So it isn't that the advocates of linguistic diversity lack awareness of how Esperanto, if it were to penetrate society to a sufficient extent, would no longer remain everybody's second language, but become the first language of many – and as such probably one more language that replaces other, weaker languages.
It would not surprise me if there turned out to be a few other explanations of how the introduction of Esperanto is supposed to protect ethnic languages and cultures, considering the ubiquity of the ethnic and identitarian discourse both within the Esperanto-speaking community and in Esperanto-movement propaganda. But I believe that I have mentioned the most prevalent lines of argumentation here.
It is hard to predict the future of the ideology that links Esperanto to such topics as "cultural diversity", "linguistic diversity" and "preservation of ethnic identity". Such ideologies are especially typical of the European New Right and can best be described as "ethnopluralistic", to use the term coined by the New Right itself. If past experience can be relied upon, Esperantists will give them up when they lose their appeal in the rest of society. That is already happening, though not everywhere. Esperantists usually notice the direction the wind is blowing with a delay of several years. Will the World Anational Association SAT, with its traditional antinationalist approach, not help to raise their awareness?

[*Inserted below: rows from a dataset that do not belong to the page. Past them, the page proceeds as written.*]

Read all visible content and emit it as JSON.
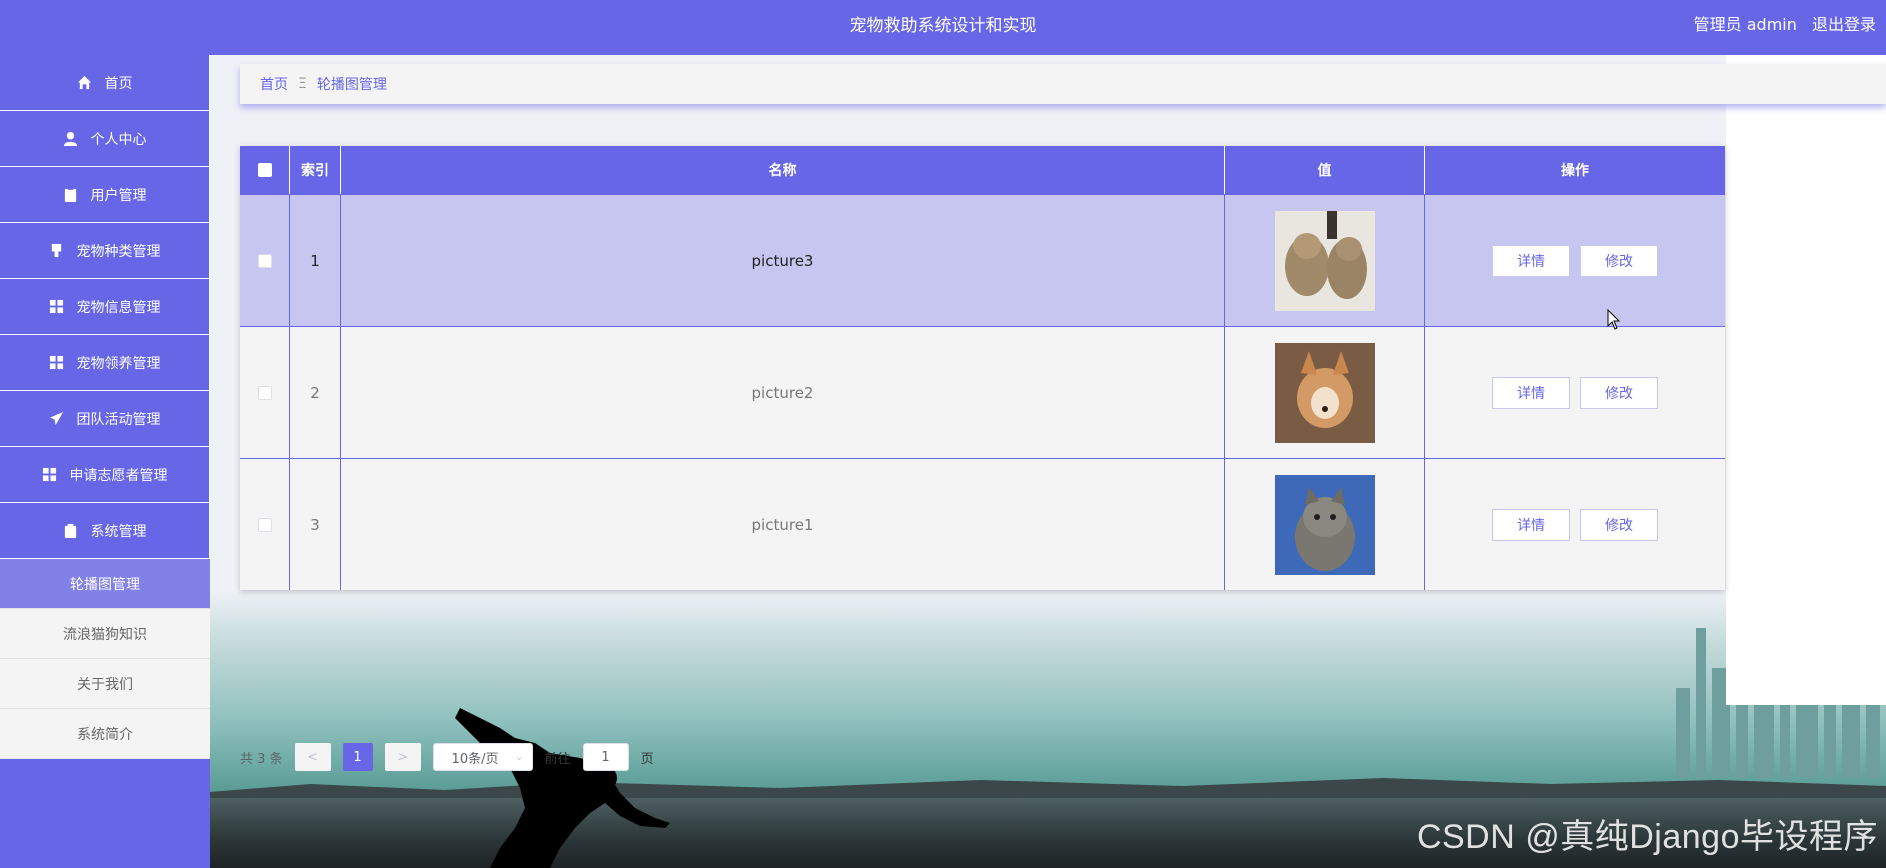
{
  "header": {
    "title": "宠物救助系统设计和实现",
    "user_label": "管理员 admin",
    "logout_label": "退出登录"
  },
  "sidebar": {
    "items": [
      {
        "label": "首页",
        "icon": "home-icon"
      },
      {
        "label": "个人中心",
        "icon": "user-icon"
      },
      {
        "label": "用户管理",
        "icon": "clipboard-icon"
      },
      {
        "label": "宠物种类管理",
        "icon": "brush-icon"
      },
      {
        "label": "宠物信息管理",
        "icon": "grid-icon"
      },
      {
        "label": "宠物领养管理",
        "icon": "grid-icon"
      },
      {
        "label": "团队活动管理",
        "icon": "paper-plane-icon"
      },
      {
        "label": "申请志愿者管理",
        "icon": "grid-icon"
      },
      {
        "label": "系统管理",
        "icon": "briefcase-icon"
      }
    ],
    "sub_items": [
      {
        "label": "轮播图管理",
        "active": true
      },
      {
        "label": "流浪猫狗知识",
        "active": false
      },
      {
        "label": "关于我们",
        "active": false
      },
      {
        "label": "系统简介",
        "active": false
      }
    ]
  },
  "breadcrumb": {
    "home": "首页",
    "separator": "Ξ",
    "current": "轮播图管理"
  },
  "table": {
    "headers": [
      "索引",
      "名称",
      "值",
      "操作"
    ],
    "rows": [
      {
        "index": "1",
        "name": "picture3",
        "image": "two-kittens-photo",
        "highlighted": true
      },
      {
        "index": "2",
        "name": "picture2",
        "image": "corgi-puppy-photo",
        "highlighted": false
      },
      {
        "index": "3",
        "name": "picture1",
        "image": "grey-cat-photo",
        "highlighted": false
      }
    ],
    "detail_label": "详情",
    "edit_label": "修改"
  },
  "pagination": {
    "total_text": "共 3 条",
    "prev": "<",
    "next": ">",
    "current_page": "1",
    "page_size": "10条/页",
    "goto_label": "前往",
    "goto_value": "1",
    "page_suffix": "页"
  },
  "watermark": "CSDN @真纯Django毕设程序",
  "colors": {
    "primary": "#6666e6",
    "row_highlight": "#c6c6f1"
  }
}
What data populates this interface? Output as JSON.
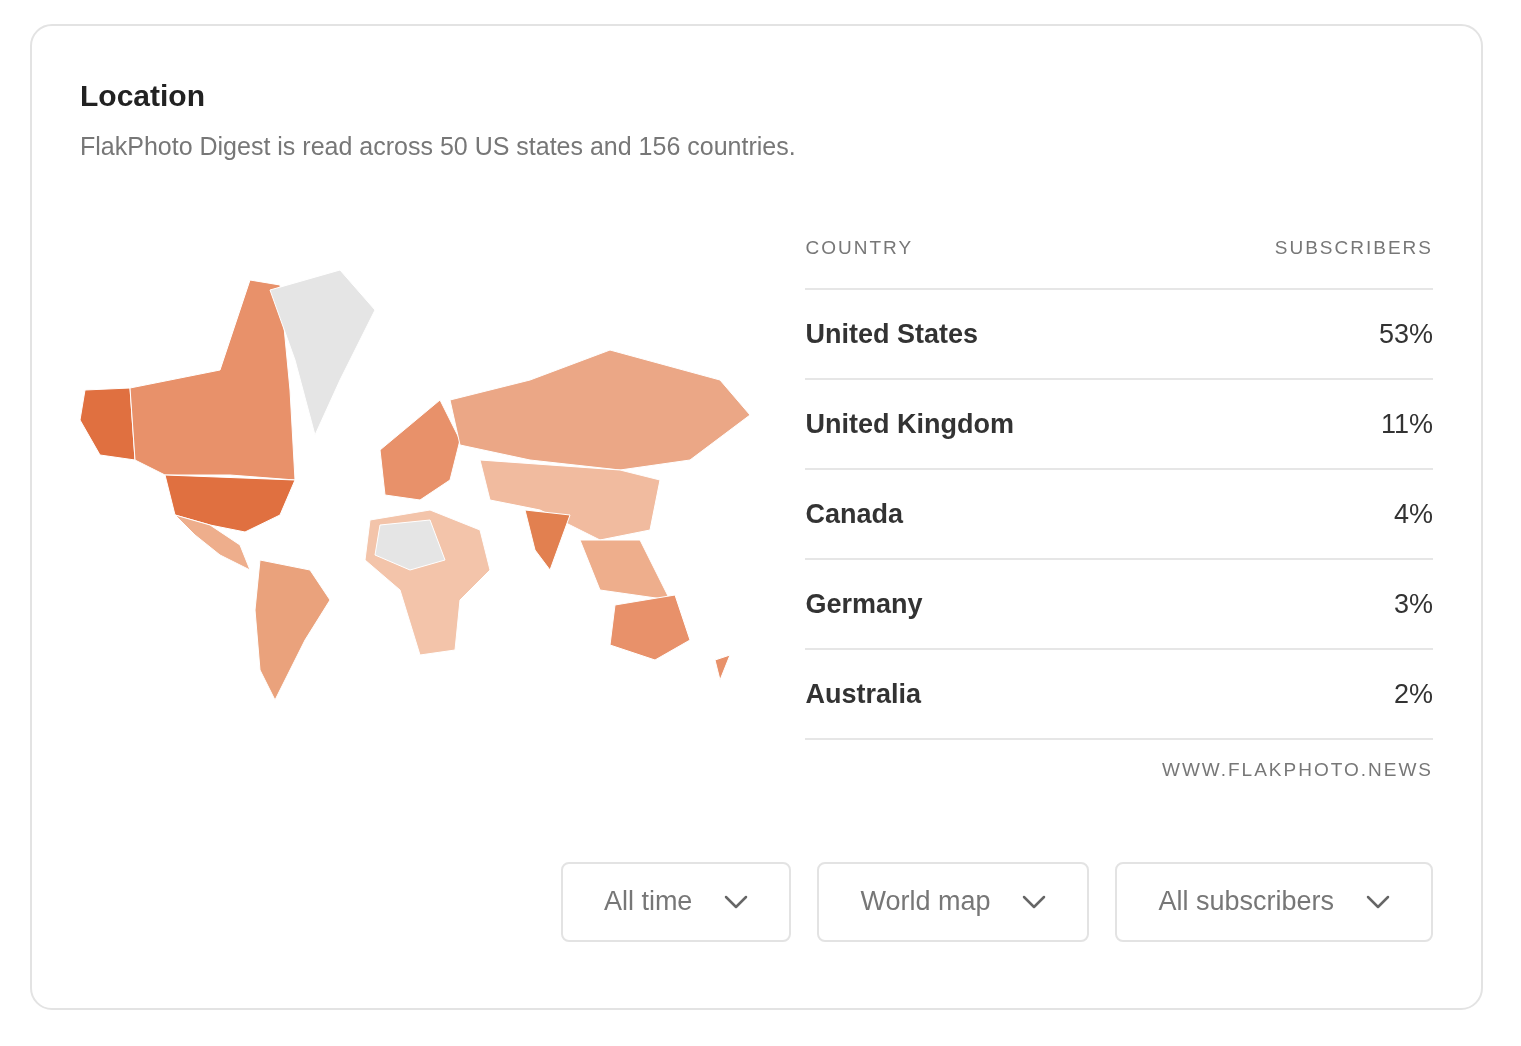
{
  "card": {
    "title": "Location",
    "subtitle": "FlakPhoto Digest is read across 50 US states and 156 countries."
  },
  "table": {
    "columns": [
      "COUNTRY",
      "SUBSCRIBERS"
    ],
    "rows": [
      {
        "country": "United States",
        "share": "53%"
      },
      {
        "country": "United Kingdom",
        "share": "11%"
      },
      {
        "country": "Canada",
        "share": "4%"
      },
      {
        "country": "Germany",
        "share": "3%"
      },
      {
        "country": "Australia",
        "share": "2%"
      }
    ]
  },
  "source": "WWW.FLAKPHOTO.NEWS",
  "filters": [
    {
      "label": "All time"
    },
    {
      "label": "World map"
    },
    {
      "label": "All subscribers"
    }
  ]
}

Another crucial factor will be the outcome of the smoldering dispute within the Esperanto-speaking community between factions that cling to the original notion that Esperanto must achieve "victory" as the universal second language of humanity, and factions that discount the likelihood of such an event, and instead treat Esperanto as a kind of alternative life-style.
Advocates of the "diversity-protection" hypothesis often try to create the impression that they are speaking for all Esperantists, but that is a false impression.
 The variety of ethnism familiar to Esperantists through the activity of the Internacia Komitato por Etnaj Liberecoj [International Committee for Ethnic Freedoms] (IKEL) is more moderate than the original. The concept of "ethnism" was first given wide currency by the Occitanian nationalist François Fontan through his book Ethnisme, vers un nationalisme humaniste, 1961 [return]